For decades, scientists thought that most of our genetic code was essentially useless — basically filler between our genes. Only a tiny fraction — the part that has genes in it — really mattered, according to this thinking.

"The phrase that was thrown around was junk DNA," said Michael Snyder, a geneticist at Stanford University who participated in the project. "I think all of us would agree that really wasn't a good term because it was simply something that we didn't know what it did."

So in 2003, the National Institutes of Health launched the ENCODE (Encyclopedia of DNA elements) project, at a cost of $288 million. The researchers conducted more than 1,600 experiments to understand what is going on in this supposed genetic wasteland.

The results appear in more than 30 papers published in a slew of leading scientific journals, including Science, Nature and Genome Research.

"So the most amazing thing that we found was that we can ascribe some kind of biochemical activity to 80 percent of the genome. And this really kind of debunks the idea that there's a lot of junk DNA or really if there is any DNA that we would really call junk," NHGRI's Feingold said.

What has been called junk DNA is actually teeming with an intricate web of molecular switches that play crucial roles in regulating genes. The ENCODE project scientists found at least 4 million of these regulatory regions so far.

These switches rev genes up. Calm them down. They orchestrate how the whole complex system works. Scientists have already started to figure out which switches control which genes. And that's uncovered even more surprises. Genes can get instructions from up to dozens of switches.
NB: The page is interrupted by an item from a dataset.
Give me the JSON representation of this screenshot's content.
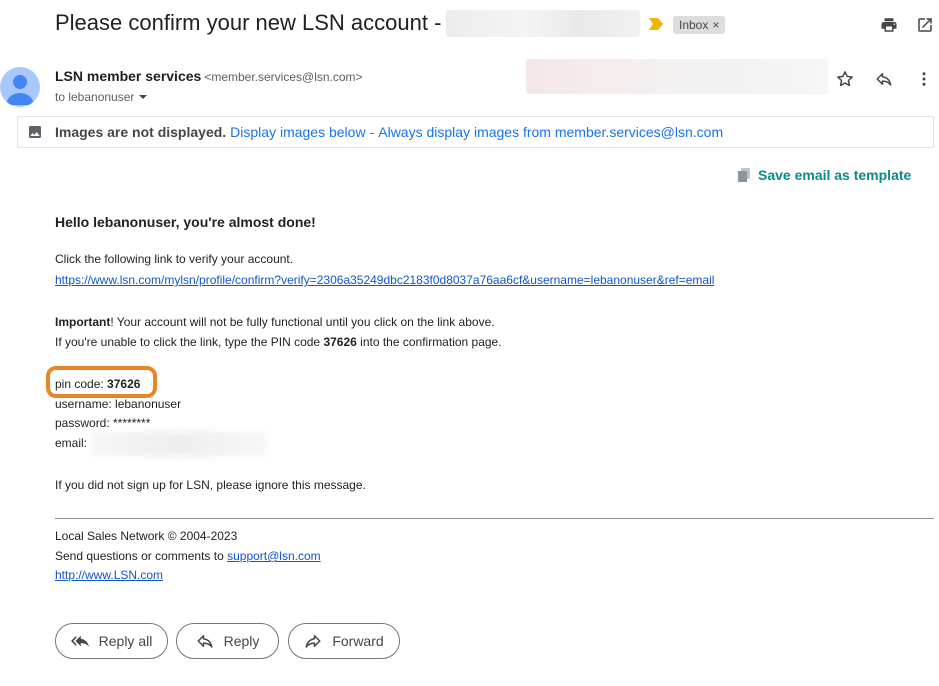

And some of the switches are nowhere near the genes they control.

"Most of the human genome is out there mainly to control the genes," said John Stamatoyannopoulis, a geneticist at the University of Washington School of Medicine, who also participated in the project.

The findings help explain why so many studies have found genetic mutations that appear to be associated with diseases in places where no genes reside. It turns out, these areas contain the molecular switches that, when damaged, are behind the diseases.

"The whole way that we look at the genetic basis of disease is going to change. And it's going to change from this model from trying to look at particular this gene or that gene etc to trying to look at genes operating as a system or a network," Stamatoyannopoulis said

Other scientists hailed the findings as providing crucial new insights. But they warned that any payoff probably won't be seen any time soon. "I think it would be irresponsible and really counterproductive to try to massage this into a situation where you're going to go to the doctor's office in the next year and see these things playing out," said James Evans of the American College of Medical Genetics. "That's not the way science works."

Copyright 2012 National Public Radio. To see more, visit http://www.npr.org/.